_Task goal_
Without including any pictures, write out all the entries exactly.

BEGIN

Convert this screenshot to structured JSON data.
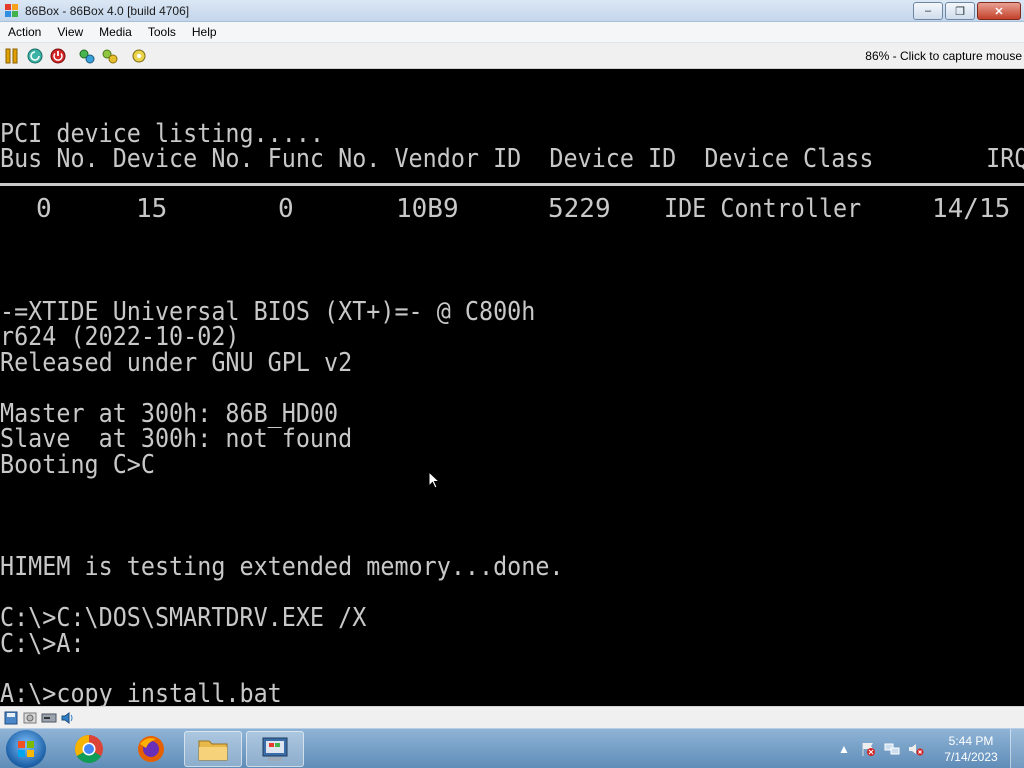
{
  "window": {
    "title": "86Box - 86Box 4.0 [build 4706]",
    "minimize_label": "–",
    "restore_label": "❐",
    "close_label": "✕"
  },
  "menu": {
    "items": [
      "Action",
      "View",
      "Media",
      "Tools",
      "Help"
    ]
  },
  "toolbar": {
    "status": "86% - Click to capture mouse"
  },
  "screen": {
    "lines": {
      "pci_title": "PCI device listing.....",
      "pci_header": "Bus No. Device No. Func No. Vendor ID  Device ID  Device Class        IRQ",
      "xtide_title": "-=XTIDE Universal BIOS (XT+)=- @ C800h",
      "xtide_version": "r624 (2022-10-02)",
      "xtide_license": "Released under GNU GPL v2",
      "master": "Master at 300h: 86B_HD00",
      "slave": "Slave  at 300h: not found",
      "booting": "Booting C>C",
      "himem": "HIMEM is testing extended memory...done.",
      "smartdrv": "C:\\>C:\\DOS\\SMARTDRV.EXE /X",
      "drive_a": "C:\\>A:",
      "copy": "A:\\>copy install.bat"
    },
    "pci_row": {
      "bus": "0",
      "device": "15",
      "func": "0",
      "vendor": "10B9",
      "device_id": "5229",
      "class": "IDE Controller",
      "irq": "14/15"
    }
  },
  "taskbar": {
    "time": "5:44 PM",
    "date": "7/14/2023",
    "tray_arrow": "▲"
  },
  "colors": {
    "screen_text": "#c8c8c8",
    "screen_bg": "#000000",
    "taskbar": "#6a97c2"
  }
}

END

_Task solution_
Convert this screenshot to structured JSON data.
{
  "window": {
    "title": "86Box - 86Box 4.0 [build 4706]",
    "minimize_label": "–",
    "restore_label": "❐",
    "close_label": "✕"
  },
  "menu": {
    "items": [
      "Action",
      "View",
      "Media",
      "Tools",
      "Help"
    ]
  },
  "toolbar": {
    "status": "86% - Click to capture mouse"
  },
  "screen": {
    "lines": {
      "pci_title": "PCI device listing.....",
      "pci_header": "Bus No. Device No. Func No. Vendor ID  Device ID  Device Class        IRQ",
      "xtide_title": "-=XTIDE Universal BIOS (XT+)=- @ C800h",
      "xtide_version": "r624 (2022-10-02)",
      "xtide_license": "Released under GNU GPL v2",
      "master": "Master at 300h: 86B_HD00",
      "slave": "Slave  at 300h: not found",
      "booting": "Booting C>C",
      "himem": "HIMEM is testing extended memory...done.",
      "smartdrv": "C:\\>C:\\DOS\\SMARTDRV.EXE /X",
      "drive_a": "C:\\>A:",
      "copy": "A:\\>copy install.bat"
    },
    "pci_row": {
      "bus": "0",
      "device": "15",
      "func": "0",
      "vendor": "10B9",
      "device_id": "5229",
      "class": "IDE Controller",
      "irq": "14/15"
    }
  },
  "taskbar": {
    "time": "5:44 PM",
    "date": "7/14/2023",
    "tray_arrow": "▲"
  },
  "colors": {
    "screen_text": "#c8c8c8",
    "screen_bg": "#000000",
    "taskbar": "#6a97c2"
  }
}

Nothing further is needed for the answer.